“The Giguiere family from Zamora, Calif. has been producing wines since 1983 under a label that they took to the moon. The R.H. Phillips brand was their baby, producing great wines such as Toasted Head and EXP. They sold to Vincor in 2000, and John Giguiere worked as CEO of Vincor until 2005.
The family started Matchbook, Mossback, Chasing Venus, and Sawbuck, which I’ve written about in other articles.
I was excited to try Matchbook’s “King,” in their 2007 Tinto Rey. This red table wine is the Giguiere’s favorite wine and I’ve been looking forward to trying it for some time. A mix of 44 percent Temperanillo, 36 percent Syrah, 13 percent Cabernet Sauvignon, 5 percent Graciano and 2 percent Petite Syrah make this wine a huge combination of Spanish and Bordeaux varietals. The Spanish varietals give off huge flavors of spicy red berries, with black cherry and blueberry coming from the Syrah, cedar and rummy tobacco runs from the flavors of the Cabernet Sauvignon, with tannic structure and pepper coming from the Petite Syrah. This wine is beautifully complicated, with aromas and flavors from beginning to the very end of the finish. Enjoy with any kind of red meat. I followed the suggestion from the winery and made lamb pops with rosemary and garlic. It was oh so good!”
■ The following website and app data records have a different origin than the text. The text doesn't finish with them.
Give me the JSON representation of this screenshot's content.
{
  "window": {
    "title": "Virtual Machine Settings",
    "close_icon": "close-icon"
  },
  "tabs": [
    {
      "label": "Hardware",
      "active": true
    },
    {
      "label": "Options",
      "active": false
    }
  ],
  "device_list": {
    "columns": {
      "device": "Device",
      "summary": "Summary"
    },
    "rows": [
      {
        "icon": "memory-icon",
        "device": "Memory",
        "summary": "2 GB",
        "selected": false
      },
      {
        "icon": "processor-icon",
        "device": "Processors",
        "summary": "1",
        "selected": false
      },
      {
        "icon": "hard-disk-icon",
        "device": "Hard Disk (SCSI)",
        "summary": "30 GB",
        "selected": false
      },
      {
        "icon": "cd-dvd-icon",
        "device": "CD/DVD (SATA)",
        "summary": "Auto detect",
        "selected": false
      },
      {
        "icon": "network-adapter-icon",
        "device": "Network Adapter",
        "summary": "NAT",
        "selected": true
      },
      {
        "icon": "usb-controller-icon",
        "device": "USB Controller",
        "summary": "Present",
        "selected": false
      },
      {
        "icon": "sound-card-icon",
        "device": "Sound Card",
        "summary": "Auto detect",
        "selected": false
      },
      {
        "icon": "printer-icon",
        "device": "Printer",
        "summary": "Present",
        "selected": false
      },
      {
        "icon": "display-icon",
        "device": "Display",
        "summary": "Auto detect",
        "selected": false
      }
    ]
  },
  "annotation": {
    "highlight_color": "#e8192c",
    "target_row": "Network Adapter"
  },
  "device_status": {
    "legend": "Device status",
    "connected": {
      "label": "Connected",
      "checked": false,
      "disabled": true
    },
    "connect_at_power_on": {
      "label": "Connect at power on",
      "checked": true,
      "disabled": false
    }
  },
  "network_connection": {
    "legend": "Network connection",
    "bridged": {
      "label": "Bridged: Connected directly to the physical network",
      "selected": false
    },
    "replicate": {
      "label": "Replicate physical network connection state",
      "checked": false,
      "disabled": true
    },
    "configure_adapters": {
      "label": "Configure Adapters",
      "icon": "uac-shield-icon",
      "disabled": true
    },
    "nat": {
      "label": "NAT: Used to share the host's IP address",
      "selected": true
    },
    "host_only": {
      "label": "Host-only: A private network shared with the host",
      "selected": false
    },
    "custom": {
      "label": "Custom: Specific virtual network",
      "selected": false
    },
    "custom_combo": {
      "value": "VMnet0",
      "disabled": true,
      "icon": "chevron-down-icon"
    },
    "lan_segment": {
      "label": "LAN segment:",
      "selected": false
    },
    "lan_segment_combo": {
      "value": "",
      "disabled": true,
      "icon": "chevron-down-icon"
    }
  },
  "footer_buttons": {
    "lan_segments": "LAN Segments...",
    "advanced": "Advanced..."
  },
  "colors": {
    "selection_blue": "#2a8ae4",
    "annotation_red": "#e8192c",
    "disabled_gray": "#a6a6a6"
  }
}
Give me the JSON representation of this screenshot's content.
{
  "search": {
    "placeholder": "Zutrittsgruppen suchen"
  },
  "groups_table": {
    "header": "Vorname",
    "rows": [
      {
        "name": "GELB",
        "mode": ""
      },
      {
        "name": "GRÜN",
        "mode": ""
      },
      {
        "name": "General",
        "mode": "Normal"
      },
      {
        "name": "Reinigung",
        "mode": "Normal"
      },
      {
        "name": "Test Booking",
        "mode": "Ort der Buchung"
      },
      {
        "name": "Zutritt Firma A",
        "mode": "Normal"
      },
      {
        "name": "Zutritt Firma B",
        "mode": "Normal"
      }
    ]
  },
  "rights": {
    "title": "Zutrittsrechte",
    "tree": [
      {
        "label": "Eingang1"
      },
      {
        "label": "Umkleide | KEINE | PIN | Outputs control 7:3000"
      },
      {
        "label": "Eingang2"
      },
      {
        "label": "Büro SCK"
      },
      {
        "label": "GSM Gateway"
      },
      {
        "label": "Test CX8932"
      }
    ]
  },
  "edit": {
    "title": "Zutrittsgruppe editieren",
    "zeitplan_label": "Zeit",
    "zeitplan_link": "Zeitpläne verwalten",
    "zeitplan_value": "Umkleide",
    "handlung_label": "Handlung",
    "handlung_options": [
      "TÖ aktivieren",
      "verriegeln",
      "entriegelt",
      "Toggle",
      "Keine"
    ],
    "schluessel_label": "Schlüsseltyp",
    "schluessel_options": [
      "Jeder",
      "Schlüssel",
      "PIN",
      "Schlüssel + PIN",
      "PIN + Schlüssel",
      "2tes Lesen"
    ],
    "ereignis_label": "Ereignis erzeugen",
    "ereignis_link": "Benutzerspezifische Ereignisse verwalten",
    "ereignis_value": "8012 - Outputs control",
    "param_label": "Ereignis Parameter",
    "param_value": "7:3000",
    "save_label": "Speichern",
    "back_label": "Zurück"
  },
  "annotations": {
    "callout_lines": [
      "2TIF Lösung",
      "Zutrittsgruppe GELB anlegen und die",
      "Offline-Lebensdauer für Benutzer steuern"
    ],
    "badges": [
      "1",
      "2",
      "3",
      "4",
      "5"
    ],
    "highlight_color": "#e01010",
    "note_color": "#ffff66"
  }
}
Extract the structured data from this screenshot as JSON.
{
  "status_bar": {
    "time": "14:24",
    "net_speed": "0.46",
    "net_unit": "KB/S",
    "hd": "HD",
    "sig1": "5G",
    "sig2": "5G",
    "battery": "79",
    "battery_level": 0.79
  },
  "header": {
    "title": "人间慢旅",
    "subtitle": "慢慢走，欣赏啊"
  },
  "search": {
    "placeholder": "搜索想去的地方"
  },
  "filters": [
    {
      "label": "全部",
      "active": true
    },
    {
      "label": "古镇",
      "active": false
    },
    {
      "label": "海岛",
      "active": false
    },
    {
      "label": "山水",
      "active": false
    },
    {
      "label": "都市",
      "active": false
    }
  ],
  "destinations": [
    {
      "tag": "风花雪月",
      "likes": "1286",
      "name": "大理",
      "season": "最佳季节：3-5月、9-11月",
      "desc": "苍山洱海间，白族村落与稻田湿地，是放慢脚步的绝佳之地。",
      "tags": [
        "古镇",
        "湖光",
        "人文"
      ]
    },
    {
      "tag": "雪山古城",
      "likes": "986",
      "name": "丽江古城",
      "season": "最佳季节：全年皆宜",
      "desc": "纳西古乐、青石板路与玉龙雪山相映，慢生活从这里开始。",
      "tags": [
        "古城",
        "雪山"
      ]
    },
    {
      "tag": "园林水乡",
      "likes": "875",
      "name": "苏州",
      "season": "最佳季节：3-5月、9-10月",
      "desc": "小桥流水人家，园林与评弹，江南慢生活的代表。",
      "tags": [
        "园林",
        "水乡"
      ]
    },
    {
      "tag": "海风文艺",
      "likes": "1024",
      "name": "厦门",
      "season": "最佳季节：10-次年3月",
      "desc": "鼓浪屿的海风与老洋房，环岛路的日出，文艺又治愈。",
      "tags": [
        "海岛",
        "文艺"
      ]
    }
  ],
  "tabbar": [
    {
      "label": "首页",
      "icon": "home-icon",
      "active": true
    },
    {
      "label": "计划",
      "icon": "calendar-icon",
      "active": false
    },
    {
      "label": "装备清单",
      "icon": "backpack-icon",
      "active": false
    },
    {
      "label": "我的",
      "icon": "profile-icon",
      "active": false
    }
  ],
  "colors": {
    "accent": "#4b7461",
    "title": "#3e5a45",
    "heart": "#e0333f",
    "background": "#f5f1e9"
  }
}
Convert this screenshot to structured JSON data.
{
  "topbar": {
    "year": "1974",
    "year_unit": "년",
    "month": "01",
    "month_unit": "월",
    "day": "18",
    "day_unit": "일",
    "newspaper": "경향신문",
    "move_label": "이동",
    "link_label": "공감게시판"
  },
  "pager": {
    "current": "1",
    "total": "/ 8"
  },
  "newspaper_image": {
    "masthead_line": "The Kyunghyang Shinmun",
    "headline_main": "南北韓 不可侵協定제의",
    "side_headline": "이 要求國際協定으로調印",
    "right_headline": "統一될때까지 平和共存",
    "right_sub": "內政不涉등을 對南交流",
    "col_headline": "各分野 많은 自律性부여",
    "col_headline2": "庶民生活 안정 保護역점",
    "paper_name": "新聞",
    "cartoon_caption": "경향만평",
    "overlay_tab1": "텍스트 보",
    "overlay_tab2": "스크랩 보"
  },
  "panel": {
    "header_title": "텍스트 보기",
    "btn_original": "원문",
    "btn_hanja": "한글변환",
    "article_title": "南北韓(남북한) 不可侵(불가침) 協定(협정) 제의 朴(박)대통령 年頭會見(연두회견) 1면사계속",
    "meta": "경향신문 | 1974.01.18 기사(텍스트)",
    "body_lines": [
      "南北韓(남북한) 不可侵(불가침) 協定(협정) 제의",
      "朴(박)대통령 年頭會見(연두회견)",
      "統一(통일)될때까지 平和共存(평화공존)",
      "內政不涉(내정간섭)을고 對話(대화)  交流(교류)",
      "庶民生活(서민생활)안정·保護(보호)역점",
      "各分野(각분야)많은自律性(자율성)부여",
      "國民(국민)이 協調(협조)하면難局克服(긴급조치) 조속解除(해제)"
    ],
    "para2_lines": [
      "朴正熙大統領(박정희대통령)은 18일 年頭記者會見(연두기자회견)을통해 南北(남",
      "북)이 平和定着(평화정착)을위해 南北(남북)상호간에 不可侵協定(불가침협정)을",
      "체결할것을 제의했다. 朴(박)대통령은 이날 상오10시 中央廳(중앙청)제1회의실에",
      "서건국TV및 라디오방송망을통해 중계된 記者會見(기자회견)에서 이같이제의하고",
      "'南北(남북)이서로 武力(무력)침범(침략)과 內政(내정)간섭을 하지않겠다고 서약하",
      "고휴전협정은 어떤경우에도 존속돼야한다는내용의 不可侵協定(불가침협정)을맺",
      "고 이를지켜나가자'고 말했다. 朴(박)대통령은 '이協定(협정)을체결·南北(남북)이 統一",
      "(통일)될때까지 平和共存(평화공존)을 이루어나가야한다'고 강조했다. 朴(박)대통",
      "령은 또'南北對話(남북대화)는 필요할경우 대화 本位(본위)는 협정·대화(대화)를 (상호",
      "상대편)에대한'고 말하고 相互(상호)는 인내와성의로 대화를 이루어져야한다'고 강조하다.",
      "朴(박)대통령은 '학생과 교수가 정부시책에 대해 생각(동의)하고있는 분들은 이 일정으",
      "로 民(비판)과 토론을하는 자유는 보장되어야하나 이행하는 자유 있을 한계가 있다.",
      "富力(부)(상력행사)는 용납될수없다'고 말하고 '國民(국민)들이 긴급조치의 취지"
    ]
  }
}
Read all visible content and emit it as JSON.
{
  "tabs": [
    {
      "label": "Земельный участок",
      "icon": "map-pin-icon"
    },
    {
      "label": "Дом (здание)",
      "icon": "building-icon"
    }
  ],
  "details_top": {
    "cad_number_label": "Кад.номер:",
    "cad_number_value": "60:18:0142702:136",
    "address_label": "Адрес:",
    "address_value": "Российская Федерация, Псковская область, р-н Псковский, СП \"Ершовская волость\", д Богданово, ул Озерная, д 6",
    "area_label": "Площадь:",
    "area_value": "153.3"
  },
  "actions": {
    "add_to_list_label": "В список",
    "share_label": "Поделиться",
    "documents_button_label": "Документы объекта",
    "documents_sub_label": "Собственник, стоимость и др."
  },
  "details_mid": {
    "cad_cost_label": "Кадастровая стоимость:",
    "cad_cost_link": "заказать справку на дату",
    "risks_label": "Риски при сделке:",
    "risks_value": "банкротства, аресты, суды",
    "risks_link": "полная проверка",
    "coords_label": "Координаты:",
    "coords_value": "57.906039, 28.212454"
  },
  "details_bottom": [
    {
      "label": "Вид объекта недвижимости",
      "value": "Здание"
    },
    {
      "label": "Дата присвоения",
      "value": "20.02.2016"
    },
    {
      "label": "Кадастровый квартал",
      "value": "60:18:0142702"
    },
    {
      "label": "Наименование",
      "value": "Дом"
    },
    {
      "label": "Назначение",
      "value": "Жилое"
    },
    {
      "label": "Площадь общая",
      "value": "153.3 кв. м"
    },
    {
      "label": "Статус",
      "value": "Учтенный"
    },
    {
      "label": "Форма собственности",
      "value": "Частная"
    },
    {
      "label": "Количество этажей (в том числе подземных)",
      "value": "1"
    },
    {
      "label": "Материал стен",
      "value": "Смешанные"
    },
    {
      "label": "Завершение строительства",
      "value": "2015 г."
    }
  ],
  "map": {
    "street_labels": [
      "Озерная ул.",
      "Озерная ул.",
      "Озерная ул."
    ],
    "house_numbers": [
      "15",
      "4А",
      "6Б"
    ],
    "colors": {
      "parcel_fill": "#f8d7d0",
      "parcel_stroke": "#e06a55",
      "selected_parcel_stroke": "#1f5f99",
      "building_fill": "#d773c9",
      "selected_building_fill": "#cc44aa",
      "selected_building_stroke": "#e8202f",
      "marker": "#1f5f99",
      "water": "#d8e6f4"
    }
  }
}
“Why aren’t you relaxing on a tropical beach someplace?” We hear that question so often we are starting to believe we must have been absent during that life lesson on what to do after you sell your winery in middle age. But faced with retirement at the end of 2005, we realized that a massive amount of free time was not our life goal. We had to face the fact that we thrived on massive amounts of stress. It was the 24-year journey that we loved; the long and bumpy ride from the threat of foreclosure to the phenomenal success of Toasted Head. We had plenty of skeptics in those early days who said we could not grow quality grapes in the Dunnigan Hills and that was motivation enough to dedicate our careers to prove that we could. Through many years of trial and error, we discovered which grape clones worked in our hills, what trellising techniques and farming practices were best for our microclimate. With each new vineyard, we tried a new idea and some worked beautifully and some failed in spectacular ways. And by the end of our tenure with R.H. Phillips, we simply were not finished with everything we wanted to do in the Dunnigan Hills. Sure, we had proven that we could grow grapes and make wine that exceeded all expectations, and on a very large scale. But we had more experiments in mind on how we could improve quality in both the vineyard and the winery. Things like seeking out new varietials and honing in on the grape clones that we knew worked well in our heat; tracking down the land with the rockiest soil to improve drainage; playing around with native yeasts, punch down bins and red wine barrel ferments at the winery to extract more complex flavors. We wanted to do all this and more and still keep our wine prices right around $15. That’s the challenge and the thrill of Matchbook. And why we are still hard at it even while we find ourselves far north of middle age. As alluring as that tropical beach sounds, it’s going to have to wait; we are still having fun creating something special here in Yolo County.
The Sacramento Bee has captured our passion for growing and making tempranillo in the Dunnigan Hills: “No winemaking couple has more faith in tempranillo. Its day will come, they are convinced. If and when it does, much of the credit should go to the Giguieres.” Read the entire review! CrewSacBeeArticle110211